**ACTION ITEM:**
Go through the entries below and work out how many lines include "text". Answer with the number only.

[Entries from a dataset of interfaces]
# # #

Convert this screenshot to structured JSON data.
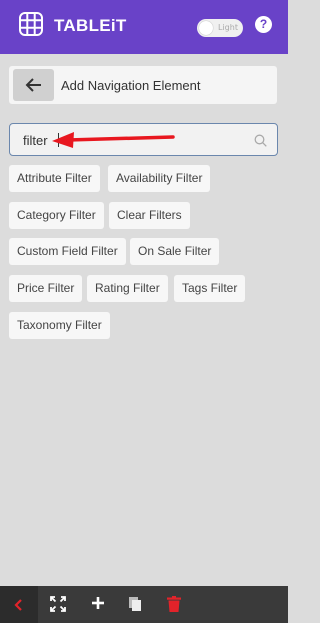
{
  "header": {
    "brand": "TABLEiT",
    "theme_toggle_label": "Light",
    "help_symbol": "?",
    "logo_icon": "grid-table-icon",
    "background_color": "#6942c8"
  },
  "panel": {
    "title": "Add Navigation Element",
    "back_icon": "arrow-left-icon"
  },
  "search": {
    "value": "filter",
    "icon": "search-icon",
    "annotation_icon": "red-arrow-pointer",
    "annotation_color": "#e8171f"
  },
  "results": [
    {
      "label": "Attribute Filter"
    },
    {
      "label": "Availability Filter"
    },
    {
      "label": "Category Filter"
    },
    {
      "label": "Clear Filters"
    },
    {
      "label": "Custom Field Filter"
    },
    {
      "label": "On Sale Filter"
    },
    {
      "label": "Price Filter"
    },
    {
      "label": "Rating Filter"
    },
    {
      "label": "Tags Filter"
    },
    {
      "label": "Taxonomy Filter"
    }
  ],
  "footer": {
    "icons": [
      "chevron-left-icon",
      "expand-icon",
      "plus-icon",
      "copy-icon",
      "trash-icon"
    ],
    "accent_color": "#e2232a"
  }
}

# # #

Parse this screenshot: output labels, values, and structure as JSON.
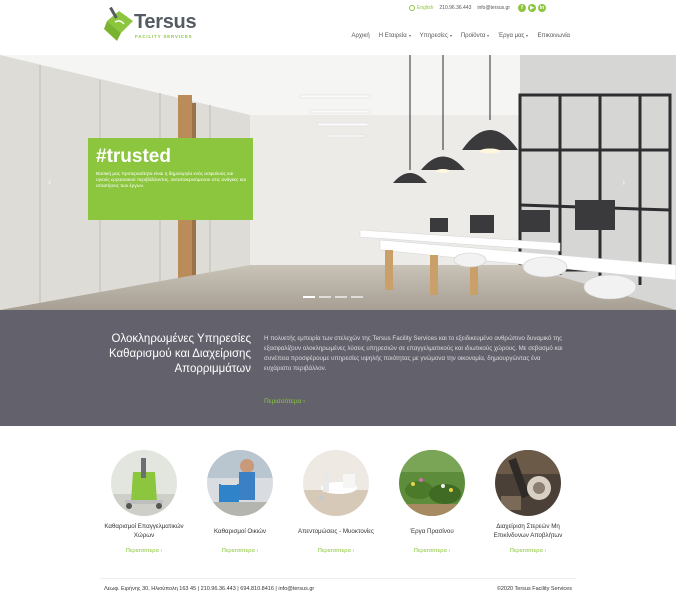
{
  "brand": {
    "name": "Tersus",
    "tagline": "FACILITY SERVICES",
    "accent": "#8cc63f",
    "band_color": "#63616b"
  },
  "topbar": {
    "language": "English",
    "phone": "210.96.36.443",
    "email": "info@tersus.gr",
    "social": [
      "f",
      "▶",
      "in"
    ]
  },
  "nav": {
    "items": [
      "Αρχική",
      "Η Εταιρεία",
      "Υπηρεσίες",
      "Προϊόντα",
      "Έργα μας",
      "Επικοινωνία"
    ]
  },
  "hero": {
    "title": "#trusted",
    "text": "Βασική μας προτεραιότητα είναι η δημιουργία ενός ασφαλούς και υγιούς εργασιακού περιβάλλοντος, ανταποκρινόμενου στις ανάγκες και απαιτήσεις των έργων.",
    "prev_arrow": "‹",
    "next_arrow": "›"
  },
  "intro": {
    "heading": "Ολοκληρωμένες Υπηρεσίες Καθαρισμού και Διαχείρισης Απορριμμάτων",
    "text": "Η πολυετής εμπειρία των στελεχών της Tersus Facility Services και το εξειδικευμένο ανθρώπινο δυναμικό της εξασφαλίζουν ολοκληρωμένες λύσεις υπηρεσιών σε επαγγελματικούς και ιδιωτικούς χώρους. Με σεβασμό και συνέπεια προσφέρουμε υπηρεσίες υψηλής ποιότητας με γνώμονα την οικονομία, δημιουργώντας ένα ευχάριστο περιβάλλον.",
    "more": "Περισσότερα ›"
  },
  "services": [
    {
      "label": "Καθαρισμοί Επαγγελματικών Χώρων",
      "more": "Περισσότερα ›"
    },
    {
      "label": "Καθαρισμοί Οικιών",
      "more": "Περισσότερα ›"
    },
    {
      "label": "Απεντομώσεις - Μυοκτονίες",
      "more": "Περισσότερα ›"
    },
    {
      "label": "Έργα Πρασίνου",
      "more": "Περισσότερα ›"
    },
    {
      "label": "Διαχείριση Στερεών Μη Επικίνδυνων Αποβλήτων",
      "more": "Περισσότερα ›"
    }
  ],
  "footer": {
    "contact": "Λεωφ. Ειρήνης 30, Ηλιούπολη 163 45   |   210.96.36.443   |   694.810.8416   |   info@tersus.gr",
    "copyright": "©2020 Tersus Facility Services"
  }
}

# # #

**EXERCISE ANSWER:**
2